I said “10 sessions, then stop”, which may sound like hubris, but during my MSW practicum I learned how to do a time-limited brief therapy technique developed by Otto Rank (an ex-valet of Freud’s) in the 30’s, and used the approach in some 30 cases while working at the NPO counseling clinic in Everett. The method was of uncanny effectiveness. Still, though, this limit was a reach.
The cathartic event in this time-limited process is a reenactment of the presenting problem after the sixth session – most commonly before the seventh session – by the client. Such occurred here, as per the norm. My role was commenting to the client that the end of the ten weeks is coming and how did they feel about that. The boy was going to miss it and felt kind of bad, and was then asked if anything else that’s making him feel the same way. I’d like to say he wanted more attention from his father but that would be a maudlin script. He did talk in essence of concerns about the mother’s stress and welfare, and the father enthusiastically involved himself in a serious discussion about all three of them, father, mother, and son, what each of them needed, wanted, etc. reassuring his son but also making a couple of suggestions.
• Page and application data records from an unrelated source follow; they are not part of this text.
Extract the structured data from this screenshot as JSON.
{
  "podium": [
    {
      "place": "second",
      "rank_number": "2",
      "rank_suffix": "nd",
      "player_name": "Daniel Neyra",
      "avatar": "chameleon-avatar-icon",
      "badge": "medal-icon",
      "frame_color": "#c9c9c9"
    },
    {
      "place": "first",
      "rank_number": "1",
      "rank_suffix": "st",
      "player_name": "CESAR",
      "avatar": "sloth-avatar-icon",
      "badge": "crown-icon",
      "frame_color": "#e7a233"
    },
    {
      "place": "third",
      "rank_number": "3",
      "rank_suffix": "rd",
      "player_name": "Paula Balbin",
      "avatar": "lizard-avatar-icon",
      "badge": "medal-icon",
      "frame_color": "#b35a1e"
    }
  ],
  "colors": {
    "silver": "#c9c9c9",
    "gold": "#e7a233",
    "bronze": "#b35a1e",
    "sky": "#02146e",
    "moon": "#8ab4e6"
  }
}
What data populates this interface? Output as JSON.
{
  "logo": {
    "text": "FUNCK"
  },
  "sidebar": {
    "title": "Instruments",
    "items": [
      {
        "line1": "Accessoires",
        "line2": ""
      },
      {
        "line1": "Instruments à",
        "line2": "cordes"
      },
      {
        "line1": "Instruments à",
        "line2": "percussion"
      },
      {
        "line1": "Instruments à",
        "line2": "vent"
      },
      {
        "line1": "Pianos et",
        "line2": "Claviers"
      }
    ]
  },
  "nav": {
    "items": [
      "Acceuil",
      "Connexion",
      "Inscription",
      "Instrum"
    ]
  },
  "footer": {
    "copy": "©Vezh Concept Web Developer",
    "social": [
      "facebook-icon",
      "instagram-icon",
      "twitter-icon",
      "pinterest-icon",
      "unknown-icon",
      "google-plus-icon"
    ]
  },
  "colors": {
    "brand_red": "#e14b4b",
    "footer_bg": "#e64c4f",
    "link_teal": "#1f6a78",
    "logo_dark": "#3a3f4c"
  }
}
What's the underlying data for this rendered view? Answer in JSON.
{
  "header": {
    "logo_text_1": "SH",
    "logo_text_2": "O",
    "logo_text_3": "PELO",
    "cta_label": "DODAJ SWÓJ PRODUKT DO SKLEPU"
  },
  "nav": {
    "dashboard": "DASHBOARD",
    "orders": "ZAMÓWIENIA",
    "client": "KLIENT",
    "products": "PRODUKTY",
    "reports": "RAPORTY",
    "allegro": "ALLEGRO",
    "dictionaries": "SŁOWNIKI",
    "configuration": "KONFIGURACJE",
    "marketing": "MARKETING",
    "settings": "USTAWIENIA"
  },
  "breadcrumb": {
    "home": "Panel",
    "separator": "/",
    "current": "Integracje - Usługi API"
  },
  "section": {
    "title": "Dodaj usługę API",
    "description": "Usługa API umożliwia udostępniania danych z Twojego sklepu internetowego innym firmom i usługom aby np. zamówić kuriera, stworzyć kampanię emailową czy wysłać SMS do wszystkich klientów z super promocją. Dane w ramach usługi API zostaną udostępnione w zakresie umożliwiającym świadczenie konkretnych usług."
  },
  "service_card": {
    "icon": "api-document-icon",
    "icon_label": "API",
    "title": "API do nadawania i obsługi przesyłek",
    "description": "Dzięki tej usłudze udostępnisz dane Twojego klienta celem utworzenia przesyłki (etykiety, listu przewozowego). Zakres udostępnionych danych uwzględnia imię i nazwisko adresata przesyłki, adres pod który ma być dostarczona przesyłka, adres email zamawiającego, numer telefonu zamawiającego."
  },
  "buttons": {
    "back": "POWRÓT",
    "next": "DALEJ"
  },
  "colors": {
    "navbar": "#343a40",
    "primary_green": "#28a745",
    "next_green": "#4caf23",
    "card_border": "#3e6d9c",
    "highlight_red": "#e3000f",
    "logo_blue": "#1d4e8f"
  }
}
And the client, who had been improving, continued to do so until termination. I’d like to say they lived happily ever, but follow-ups are verboten in Rank’s view, and my practice was not to do so anyway without some specific purpose to concern. The Heinz dilemma did become the catapult, though. And the father was happy.
Again, the personal concentration and thought the young clients almost universally gave to the Heinz task was impressive in and of itself regardless of the answer’s particular quality or stage.